(Website and app data records)
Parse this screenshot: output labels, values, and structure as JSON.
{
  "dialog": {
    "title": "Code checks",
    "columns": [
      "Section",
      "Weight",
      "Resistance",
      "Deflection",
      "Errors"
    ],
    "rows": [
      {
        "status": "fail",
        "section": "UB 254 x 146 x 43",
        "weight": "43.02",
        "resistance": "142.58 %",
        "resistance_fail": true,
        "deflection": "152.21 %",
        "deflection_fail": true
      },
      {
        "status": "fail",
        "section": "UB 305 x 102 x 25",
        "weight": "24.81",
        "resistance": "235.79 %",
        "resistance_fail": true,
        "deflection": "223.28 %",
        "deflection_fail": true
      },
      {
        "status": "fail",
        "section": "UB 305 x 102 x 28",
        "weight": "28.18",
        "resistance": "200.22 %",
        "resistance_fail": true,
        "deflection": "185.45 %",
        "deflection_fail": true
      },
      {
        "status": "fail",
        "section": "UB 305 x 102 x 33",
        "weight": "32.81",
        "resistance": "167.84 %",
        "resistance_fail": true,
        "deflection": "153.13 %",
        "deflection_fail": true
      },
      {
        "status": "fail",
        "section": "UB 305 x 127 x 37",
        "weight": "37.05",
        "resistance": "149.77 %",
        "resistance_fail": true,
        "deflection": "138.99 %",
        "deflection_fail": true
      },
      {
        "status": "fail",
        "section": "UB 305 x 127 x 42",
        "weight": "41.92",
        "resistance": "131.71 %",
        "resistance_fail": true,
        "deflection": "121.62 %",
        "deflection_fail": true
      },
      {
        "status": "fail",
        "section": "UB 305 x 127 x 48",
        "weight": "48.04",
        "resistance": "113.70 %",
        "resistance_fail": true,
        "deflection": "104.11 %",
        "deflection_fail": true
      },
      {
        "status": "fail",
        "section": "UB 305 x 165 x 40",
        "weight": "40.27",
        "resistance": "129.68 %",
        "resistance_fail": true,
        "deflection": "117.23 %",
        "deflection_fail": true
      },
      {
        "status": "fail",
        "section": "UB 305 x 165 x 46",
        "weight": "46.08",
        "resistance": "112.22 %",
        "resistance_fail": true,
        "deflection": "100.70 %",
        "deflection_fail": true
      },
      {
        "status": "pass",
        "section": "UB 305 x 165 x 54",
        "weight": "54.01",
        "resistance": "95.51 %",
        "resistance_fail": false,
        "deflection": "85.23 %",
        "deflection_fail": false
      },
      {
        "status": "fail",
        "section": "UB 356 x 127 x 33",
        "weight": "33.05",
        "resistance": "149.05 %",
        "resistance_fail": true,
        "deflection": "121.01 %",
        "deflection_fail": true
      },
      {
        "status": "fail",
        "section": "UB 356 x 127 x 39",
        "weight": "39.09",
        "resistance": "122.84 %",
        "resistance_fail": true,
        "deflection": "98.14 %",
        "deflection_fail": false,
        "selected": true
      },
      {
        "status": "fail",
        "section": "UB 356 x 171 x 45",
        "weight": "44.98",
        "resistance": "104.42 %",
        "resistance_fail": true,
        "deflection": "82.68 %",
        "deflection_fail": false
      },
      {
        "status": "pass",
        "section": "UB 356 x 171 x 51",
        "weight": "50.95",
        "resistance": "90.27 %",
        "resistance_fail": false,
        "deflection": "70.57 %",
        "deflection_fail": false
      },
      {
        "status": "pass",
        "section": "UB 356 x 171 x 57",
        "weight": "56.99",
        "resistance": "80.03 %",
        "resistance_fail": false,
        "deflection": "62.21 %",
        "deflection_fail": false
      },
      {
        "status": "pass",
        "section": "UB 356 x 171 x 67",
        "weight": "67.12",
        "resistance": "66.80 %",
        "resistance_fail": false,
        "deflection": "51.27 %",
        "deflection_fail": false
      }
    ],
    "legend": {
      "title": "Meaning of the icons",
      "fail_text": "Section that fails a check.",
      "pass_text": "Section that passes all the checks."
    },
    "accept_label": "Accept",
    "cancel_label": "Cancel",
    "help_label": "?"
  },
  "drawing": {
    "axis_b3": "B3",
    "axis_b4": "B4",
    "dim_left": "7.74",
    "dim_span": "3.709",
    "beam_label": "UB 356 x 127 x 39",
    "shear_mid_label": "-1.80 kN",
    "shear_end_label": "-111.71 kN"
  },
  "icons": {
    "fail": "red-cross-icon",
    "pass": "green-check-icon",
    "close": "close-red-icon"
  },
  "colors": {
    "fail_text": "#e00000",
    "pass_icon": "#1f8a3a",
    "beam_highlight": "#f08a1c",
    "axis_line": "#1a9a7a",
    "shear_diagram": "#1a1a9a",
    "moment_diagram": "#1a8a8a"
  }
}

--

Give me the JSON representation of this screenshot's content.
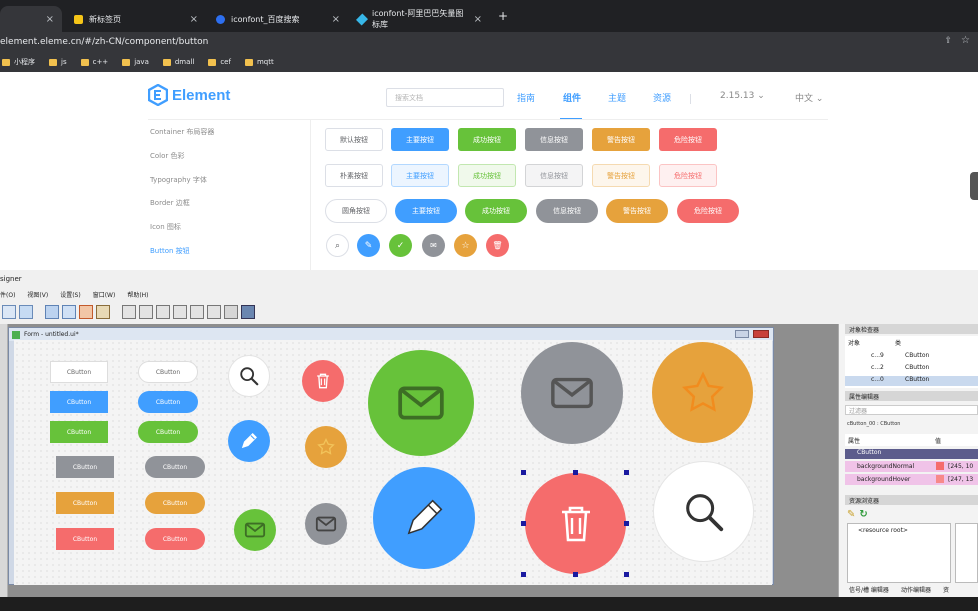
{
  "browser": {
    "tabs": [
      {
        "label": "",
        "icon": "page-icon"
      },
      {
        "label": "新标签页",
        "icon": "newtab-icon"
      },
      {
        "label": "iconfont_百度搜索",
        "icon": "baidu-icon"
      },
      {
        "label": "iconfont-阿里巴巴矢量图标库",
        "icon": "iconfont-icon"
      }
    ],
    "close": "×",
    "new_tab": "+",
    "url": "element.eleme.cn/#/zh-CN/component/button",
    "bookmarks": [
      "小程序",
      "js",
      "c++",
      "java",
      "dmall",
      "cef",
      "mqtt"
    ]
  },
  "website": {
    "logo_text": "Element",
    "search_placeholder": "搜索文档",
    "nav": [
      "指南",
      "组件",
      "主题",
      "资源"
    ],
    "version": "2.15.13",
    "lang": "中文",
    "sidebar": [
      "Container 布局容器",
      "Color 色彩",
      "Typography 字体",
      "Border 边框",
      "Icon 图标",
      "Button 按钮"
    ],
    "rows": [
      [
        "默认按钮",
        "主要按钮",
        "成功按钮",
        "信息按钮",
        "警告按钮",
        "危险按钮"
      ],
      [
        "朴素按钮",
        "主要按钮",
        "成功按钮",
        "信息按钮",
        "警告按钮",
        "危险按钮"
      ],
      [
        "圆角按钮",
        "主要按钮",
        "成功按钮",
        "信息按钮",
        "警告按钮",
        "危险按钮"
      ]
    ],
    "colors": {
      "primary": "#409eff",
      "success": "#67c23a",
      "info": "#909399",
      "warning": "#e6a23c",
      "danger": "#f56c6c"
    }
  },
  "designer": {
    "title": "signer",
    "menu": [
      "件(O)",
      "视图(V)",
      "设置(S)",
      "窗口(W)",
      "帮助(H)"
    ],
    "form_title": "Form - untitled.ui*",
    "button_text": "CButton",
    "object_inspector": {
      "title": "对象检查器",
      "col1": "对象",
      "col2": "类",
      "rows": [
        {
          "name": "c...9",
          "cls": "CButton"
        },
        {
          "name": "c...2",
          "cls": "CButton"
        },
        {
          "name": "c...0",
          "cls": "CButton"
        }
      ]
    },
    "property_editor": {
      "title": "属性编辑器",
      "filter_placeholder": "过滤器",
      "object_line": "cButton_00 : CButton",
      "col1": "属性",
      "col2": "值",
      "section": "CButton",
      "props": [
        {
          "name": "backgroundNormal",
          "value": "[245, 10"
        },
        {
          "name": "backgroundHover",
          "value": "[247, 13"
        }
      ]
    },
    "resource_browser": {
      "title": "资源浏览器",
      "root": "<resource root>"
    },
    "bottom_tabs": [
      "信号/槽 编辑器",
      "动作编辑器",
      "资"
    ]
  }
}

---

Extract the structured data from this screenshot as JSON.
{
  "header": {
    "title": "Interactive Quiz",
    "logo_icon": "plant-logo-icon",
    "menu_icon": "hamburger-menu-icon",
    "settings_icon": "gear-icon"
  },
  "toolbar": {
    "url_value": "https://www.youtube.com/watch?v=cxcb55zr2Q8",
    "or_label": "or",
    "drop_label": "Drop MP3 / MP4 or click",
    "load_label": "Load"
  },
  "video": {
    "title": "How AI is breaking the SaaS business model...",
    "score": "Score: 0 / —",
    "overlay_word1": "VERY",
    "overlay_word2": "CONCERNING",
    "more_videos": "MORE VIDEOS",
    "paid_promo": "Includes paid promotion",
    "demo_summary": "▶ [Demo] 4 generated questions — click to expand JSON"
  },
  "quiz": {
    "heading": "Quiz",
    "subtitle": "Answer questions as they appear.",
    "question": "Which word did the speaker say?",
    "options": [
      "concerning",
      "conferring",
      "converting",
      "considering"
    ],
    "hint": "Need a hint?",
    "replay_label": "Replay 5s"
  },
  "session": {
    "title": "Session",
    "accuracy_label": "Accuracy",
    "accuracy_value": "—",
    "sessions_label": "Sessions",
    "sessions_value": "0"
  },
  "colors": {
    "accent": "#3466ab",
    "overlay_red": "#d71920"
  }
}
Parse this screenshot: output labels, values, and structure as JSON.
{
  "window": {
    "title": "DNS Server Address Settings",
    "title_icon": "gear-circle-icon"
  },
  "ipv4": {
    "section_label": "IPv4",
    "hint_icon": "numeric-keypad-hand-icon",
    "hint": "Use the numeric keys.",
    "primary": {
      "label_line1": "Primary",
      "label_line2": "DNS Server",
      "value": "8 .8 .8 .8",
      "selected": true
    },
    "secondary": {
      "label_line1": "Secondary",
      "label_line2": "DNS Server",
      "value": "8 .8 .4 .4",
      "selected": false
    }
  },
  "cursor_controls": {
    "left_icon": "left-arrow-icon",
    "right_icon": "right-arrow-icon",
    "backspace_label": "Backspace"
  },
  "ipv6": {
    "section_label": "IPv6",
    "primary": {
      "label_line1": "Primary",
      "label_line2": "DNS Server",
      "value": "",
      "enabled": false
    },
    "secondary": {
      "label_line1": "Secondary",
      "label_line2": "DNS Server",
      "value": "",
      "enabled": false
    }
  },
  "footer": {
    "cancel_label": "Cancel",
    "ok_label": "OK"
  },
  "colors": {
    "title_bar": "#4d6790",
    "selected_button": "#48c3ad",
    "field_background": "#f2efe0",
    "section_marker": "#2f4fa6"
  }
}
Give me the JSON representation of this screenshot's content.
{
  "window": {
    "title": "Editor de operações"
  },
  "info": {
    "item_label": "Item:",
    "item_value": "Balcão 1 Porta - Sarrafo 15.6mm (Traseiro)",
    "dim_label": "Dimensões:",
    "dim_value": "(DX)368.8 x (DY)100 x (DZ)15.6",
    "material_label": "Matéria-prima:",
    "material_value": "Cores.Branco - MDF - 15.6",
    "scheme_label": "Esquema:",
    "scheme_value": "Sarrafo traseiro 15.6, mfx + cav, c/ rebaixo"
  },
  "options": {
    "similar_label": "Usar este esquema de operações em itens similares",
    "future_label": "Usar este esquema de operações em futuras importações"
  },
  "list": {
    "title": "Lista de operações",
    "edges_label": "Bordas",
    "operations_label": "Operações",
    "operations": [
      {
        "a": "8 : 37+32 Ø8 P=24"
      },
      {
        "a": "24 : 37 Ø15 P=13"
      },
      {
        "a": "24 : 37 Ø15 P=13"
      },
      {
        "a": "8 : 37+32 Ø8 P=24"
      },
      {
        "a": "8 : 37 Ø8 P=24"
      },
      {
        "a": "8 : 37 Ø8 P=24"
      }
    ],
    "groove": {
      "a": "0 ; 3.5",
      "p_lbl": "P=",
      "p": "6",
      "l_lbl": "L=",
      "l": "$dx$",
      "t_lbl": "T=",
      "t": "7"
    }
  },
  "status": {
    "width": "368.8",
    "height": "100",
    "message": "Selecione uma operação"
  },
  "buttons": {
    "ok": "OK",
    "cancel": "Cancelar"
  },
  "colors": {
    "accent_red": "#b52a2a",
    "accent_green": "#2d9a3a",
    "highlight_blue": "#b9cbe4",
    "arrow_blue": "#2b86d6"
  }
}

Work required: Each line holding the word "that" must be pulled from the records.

Written answer:
      "fail_text": "Section that fails a check.",
      "pass_text": "Section that passes all the checks."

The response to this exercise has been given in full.